When writing from multiple points of view (POV), the writer must decide which POV works best for each scene. Once the first draft is complete and it's rewrite time, it may also be time to reevaluate each scene in terms of the point of view. Might the scene work better from a different character's POV? Might it create more tension to shift POV within a scene?

If the answer is, "yes," you then face the challenge of rewriting the scene from a different point of view. Will that require reworking the entire scene? Usually it's not necessary to do a full rewrite. The events, actions, descriptions and dialogue need not change; only the POV character's reactions to those events, actions and dialogue require rewriting.

In an earlier essay on shifting point of view within a scene, I presented an example of shifting POV. I'm going to rewrite that example to maintain a single point of view. Here's that example in which character A, Kelly, has been delivering a report to character B, Carson. The report has been routine until the last item, which presents an unexpected twist. All of this has been written through the POV of Kelly, who concludes her report with:

"What do you make of it, sir? I have to admit, I was totally gobsmacked." She leaned forward, not having to fake her interest. She truly wanted to know what the Super thought.

Carson reached and meticulously aligned the papers in the open folder. He knew he was stalling, but he hated having the unexpected lobbed at him, especially when it was followed by a request for his input. It wouldn't do for a superior to admit he had no ready response, so he would do as his own Super had so often done. He would toss the ball back into the junior's court.

"A good, succinct report, Kelly. However, before I offer input on the final item, I feel I need more information. You were on the scene. I was not. Other than being gobsmacked, what was your initial response?"

The eager anticipation in Kelly's eyes vanished like a light being switched off. Clearly, she was taking his response as a criticism or reprimand. Why did female officers have to be so bloody sensitive and take everything so bloody personal? If he were going to offer an intelligent reply, he really did need more information.

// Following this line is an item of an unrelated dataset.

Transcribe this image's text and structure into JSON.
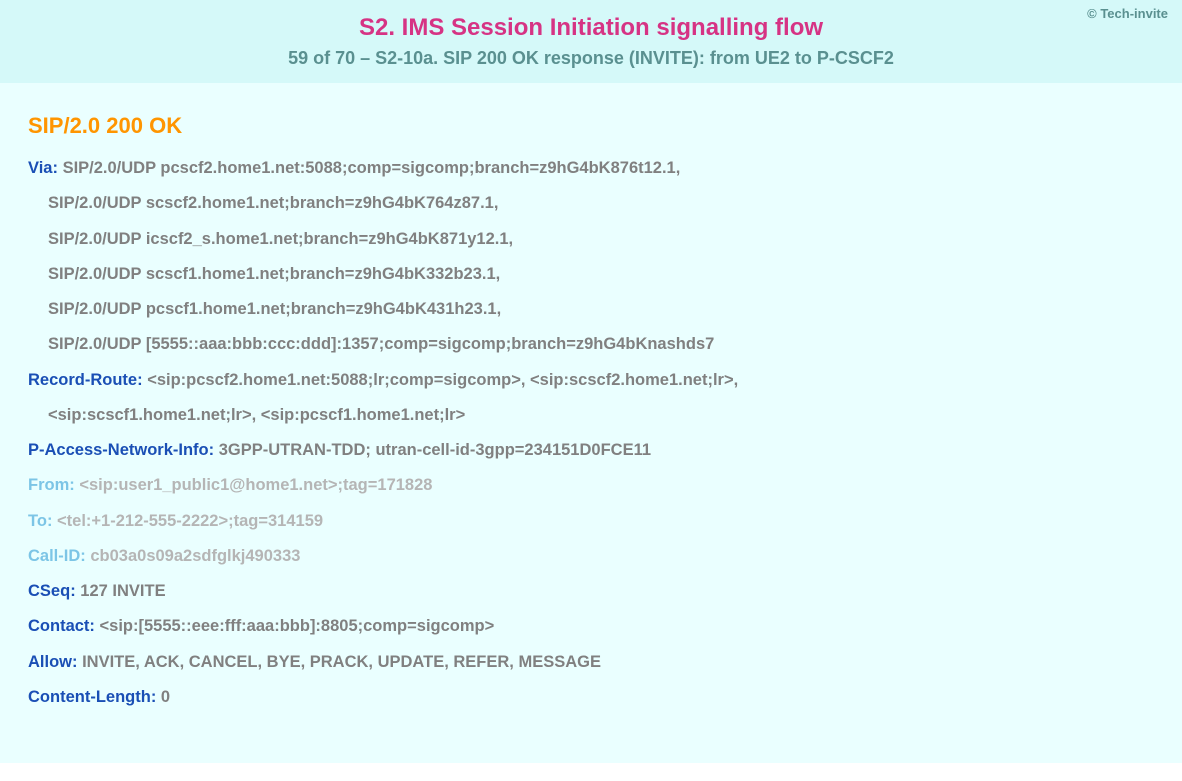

Now, here's a rewrite of this example maintaining Kelly's POV:

"What do you make of it, sir? I have to admit, I was totally gobsmacked." She leaned forward, not having to fake her interest. She truly wanted to know what the Super thought.

The Super reached and meticulously aligned the papers in the open folder. She recognized the gesture. A delaying tactic to allow time to consider his reply. She could wait. She had become very good at waiting.

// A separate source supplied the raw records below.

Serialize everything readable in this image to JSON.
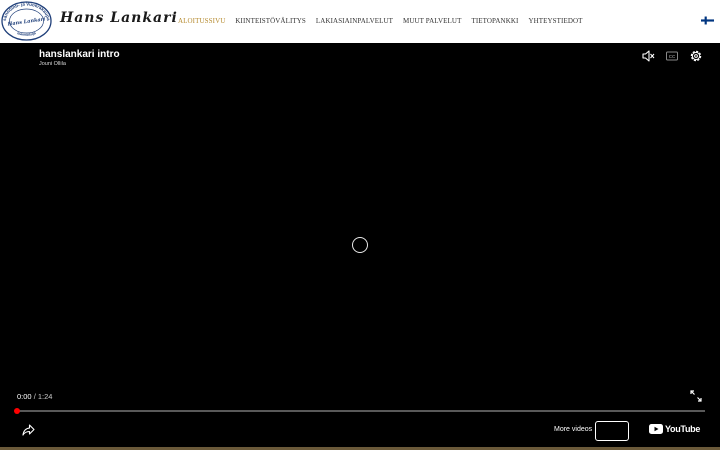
{
  "header": {
    "logo_seal": {
      "top_text": "Isännöinti- ja Vuokrakaupat",
      "center_text": "Hans Lankari",
      "bottom_text": "Isännöitsijä"
    },
    "logo_text": "Hans Lankari",
    "nav": [
      {
        "label": "Aloitussivu",
        "active": true
      },
      {
        "label": "Kiinteistövälitys",
        "active": false
      },
      {
        "label": "Lakiasiainpalvelut",
        "active": false
      },
      {
        "label": "Muut palvelut",
        "active": false
      },
      {
        "label": "Tietopankki",
        "active": false
      },
      {
        "label": "Yhteystiedot",
        "active": false
      }
    ],
    "language_flag": "finland-flag-icon"
  },
  "player": {
    "title": "hanslankari intro",
    "channel": "Jouni Ollila",
    "current_time": "0:00",
    "separator": " / ",
    "duration": "1:24",
    "progress_fraction": 0.0,
    "more_videos_label": "More videos",
    "youtube_label": "YouTube",
    "icons": [
      "mute-icon",
      "captions-icon",
      "settings-icon",
      "loading-spinner-icon",
      "fullscreen-icon",
      "share-icon",
      "youtube-logo-icon"
    ]
  },
  "colors": {
    "accent_nav_active": "#b58a2e",
    "progress": "#ff0000",
    "youtube_red": "#ff0000"
  }
}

Finally, he raised his gaze from the papers and said, "A good, succinct report, Kelly. However, before I offer input on the final item, I feel I need more information. You were on the scene. I was not. Other than being gobsmacked, what was your initial response?"

Her anticipation congealed into a cold lum that lodged in the pit of her stomach. Good report ... except, of course, not enough details. Bloody hell. What did it take to please this man?

In the new version, Carson's aligning of the papers is observed and filtered through Kelly's consciousness. Note that an additional bit of logical action has been added. She is waiting for Carson to look up prior to speaking. From her POV, this action was needed, while from Carson's POV, it was not.

Also note that Kelly's reaction to Carson's reply is a feeling rather than an observation. She cannot observe her own eyes and how they changed. She can only observe and react to what she is feeling. Maintaining a consistent POV requires the author to limit information to only things the POV character knows or can observe.

You now have two versions of this scene, and you, the writer, can decide which works best for your story. Rewriting also provides an opportunity to further develop your character, polish the scene, and practice the craft techniques of establishing and maintaining point of view.

In fact, one may wish to select a scene and rewrite it from a different point of view simply as an exercise in establishing, maintaining and shifting POV. It's excellent practice, and as with all craft techniques, the more one practices, the easier the techniques become.

No comments:

The Craft of Writing in the Blogosphere

Loading...

News from the World of Writing

Loading...